• **Work instructions**:
Output the data once more, exactly as given.

#### Data

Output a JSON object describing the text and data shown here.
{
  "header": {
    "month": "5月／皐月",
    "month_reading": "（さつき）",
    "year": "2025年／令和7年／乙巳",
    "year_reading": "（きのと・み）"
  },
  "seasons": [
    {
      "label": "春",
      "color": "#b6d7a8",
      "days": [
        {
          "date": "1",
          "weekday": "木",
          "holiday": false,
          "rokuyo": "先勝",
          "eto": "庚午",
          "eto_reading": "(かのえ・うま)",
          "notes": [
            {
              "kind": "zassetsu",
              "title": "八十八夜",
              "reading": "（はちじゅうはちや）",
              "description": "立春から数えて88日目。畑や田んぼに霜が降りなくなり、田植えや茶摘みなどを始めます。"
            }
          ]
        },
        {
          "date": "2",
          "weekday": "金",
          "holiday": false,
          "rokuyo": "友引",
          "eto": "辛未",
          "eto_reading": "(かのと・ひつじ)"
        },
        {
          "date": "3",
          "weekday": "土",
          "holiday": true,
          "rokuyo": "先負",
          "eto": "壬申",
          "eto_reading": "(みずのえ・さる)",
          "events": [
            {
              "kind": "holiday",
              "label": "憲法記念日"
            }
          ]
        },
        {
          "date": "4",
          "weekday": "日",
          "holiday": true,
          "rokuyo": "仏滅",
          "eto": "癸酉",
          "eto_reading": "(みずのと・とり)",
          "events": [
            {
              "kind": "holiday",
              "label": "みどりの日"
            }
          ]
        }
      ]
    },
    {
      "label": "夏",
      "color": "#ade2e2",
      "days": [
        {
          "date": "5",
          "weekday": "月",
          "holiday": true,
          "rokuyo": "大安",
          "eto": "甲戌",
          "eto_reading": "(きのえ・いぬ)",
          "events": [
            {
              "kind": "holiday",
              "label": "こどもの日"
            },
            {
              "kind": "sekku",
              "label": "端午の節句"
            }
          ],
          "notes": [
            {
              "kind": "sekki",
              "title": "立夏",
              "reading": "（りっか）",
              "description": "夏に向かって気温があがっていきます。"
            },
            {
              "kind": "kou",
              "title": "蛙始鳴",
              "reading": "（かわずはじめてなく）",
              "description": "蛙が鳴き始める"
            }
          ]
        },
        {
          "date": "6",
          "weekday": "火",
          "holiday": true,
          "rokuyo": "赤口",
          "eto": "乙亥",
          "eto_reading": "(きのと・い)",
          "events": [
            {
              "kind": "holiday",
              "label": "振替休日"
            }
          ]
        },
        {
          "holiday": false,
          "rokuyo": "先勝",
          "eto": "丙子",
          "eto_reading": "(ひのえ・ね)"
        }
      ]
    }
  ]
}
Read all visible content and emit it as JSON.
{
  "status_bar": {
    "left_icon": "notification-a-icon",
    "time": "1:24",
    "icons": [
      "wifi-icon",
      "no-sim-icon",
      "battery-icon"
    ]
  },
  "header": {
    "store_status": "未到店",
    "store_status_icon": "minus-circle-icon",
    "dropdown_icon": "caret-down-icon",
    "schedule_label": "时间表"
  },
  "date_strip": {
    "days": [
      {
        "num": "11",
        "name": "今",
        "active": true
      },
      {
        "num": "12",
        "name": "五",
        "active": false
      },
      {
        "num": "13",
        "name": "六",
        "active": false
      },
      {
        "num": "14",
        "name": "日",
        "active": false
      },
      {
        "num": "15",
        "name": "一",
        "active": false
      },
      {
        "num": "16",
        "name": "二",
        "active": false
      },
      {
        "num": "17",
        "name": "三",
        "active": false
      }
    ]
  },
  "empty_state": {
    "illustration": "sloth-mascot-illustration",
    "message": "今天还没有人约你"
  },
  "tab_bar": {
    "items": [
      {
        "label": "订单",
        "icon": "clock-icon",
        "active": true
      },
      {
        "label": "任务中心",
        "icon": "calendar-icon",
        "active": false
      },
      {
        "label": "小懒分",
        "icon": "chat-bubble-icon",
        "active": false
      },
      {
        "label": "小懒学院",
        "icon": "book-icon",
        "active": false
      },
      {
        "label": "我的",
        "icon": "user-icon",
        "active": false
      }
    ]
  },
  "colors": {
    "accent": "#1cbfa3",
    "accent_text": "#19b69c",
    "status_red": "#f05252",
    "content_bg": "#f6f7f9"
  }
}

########

• **Your solution**:
Output a JSON object describing the text and data shown here.
{
  "header": {
    "month": "5月／皐月",
    "month_reading": "（さつき）",
    "year": "2025年／令和7年／乙巳",
    "year_reading": "（きのと・み）"
  },
  "seasons": [
    {
      "label": "春",
      "color": "#b6d7a8",
      "days": [
        {
          "date": "1",
          "weekday": "木",
          "holiday": false,
          "rokuyo": "先勝",
          "eto": "庚午",
          "eto_reading": "(かのえ・うま)",
          "notes": [
            {
              "kind": "zassetsu",
              "title": "八十八夜",
              "reading": "（はちじゅうはちや）",
              "description": "立春から数えて88日目。畑や田んぼに霜が降りなくなり、田植えや茶摘みなどを始めます。"
            }
          ]
        },
        {
          "date": "2",
          "weekday": "金",
          "holiday": false,
          "rokuyo": "友引",
          "eto": "辛未",
          "eto_reading": "(かのと・ひつじ)"
        },
        {
          "date": "3",
          "weekday": "土",
          "holiday": true,
          "rokuyo": "先負",
          "eto": "壬申",
          "eto_reading": "(みずのえ・さる)",
          "events": [
            {
              "kind": "holiday",
              "label": "憲法記念日"
            }
          ]
        },
        {
          "date": "4",
          "weekday": "日",
          "holiday": true,
          "rokuyo": "仏滅",
          "eto": "癸酉",
          "eto_reading": "(みずのと・とり)",
          "events": [
            {
              "kind": "holiday",
              "label": "みどりの日"
            }
          ]
        }
      ]
    },
    {
      "label": "夏",
      "color": "#ade2e2",
      "days": [
        {
          "date": "5",
          "weekday": "月",
          "holiday": true,
          "rokuyo": "大安",
          "eto": "甲戌",
          "eto_reading": "(きのえ・いぬ)",
          "events": [
            {
              "kind": "holiday",
              "label": "こどもの日"
            },
            {
              "kind": "sekku",
              "label": "端午の節句"
            }
          ],
          "notes": [
            {
              "kind": "sekki",
              "title": "立夏",
              "reading": "（りっか）",
              "description": "夏に向かって気温があがっていきます。"
            },
            {
              "kind": "kou",
              "title": "蛙始鳴",
              "reading": "（かわずはじめてなく）",
              "description": "蛙が鳴き始める"
            }
          ]
        },
        {
          "date": "6",
          "weekday": "火",
          "holiday": true,
          "rokuyo": "赤口",
          "eto": "乙亥",
          "eto_reading": "(きのと・い)",
          "events": [
            {
              "kind": "holiday",
              "label": "振替休日"
            }
          ]
        },
        {
          "holiday": false,
          "rokuyo": "先勝",
          "eto": "丙子",
          "eto_reading": "(ひのえ・ね)"
        }
      ]
    }
  ]
}
Read all visible content and emit it as JSON.
{
  "status_bar": {
    "left_icon": "notification-a-icon",
    "time": "1:24",
    "icons": [
      "wifi-icon",
      "no-sim-icon",
      "battery-icon"
    ]
  },
  "header": {
    "store_status": "未到店",
    "store_status_icon": "minus-circle-icon",
    "dropdown_icon": "caret-down-icon",
    "schedule_label": "时间表"
  },
  "date_strip": {
    "days": [
      {
        "num": "11",
        "name": "今",
        "active": true
      },
      {
        "num": "12",
        "name": "五",
        "active": false
      },
      {
        "num": "13",
        "name": "六",
        "active": false
      },
      {
        "num": "14",
        "name": "日",
        "active": false
      },
      {
        "num": "15",
        "name": "一",
        "active": false
      },
      {
        "num": "16",
        "name": "二",
        "active": false
      },
      {
        "num": "17",
        "name": "三",
        "active": false
      }
    ]
  },
  "empty_state": {
    "illustration": "sloth-mascot-illustration",
    "message": "今天还没有人约你"
  },
  "tab_bar": {
    "items": [
      {
        "label": "订单",
        "icon": "clock-icon",
        "active": true
      },
      {
        "label": "任务中心",
        "icon": "calendar-icon",
        "active": false
      },
      {
        "label": "小懒分",
        "icon": "chat-bubble-icon",
        "active": false
      },
      {
        "label": "小懒学院",
        "icon": "book-icon",
        "active": false
      },
      {
        "label": "我的",
        "icon": "user-icon",
        "active": false
      }
    ]
  },
  "colors": {
    "accent": "#1cbfa3",
    "accent_text": "#19b69c",
    "status_red": "#f05252",
    "content_bg": "#f6f7f9"
  }
}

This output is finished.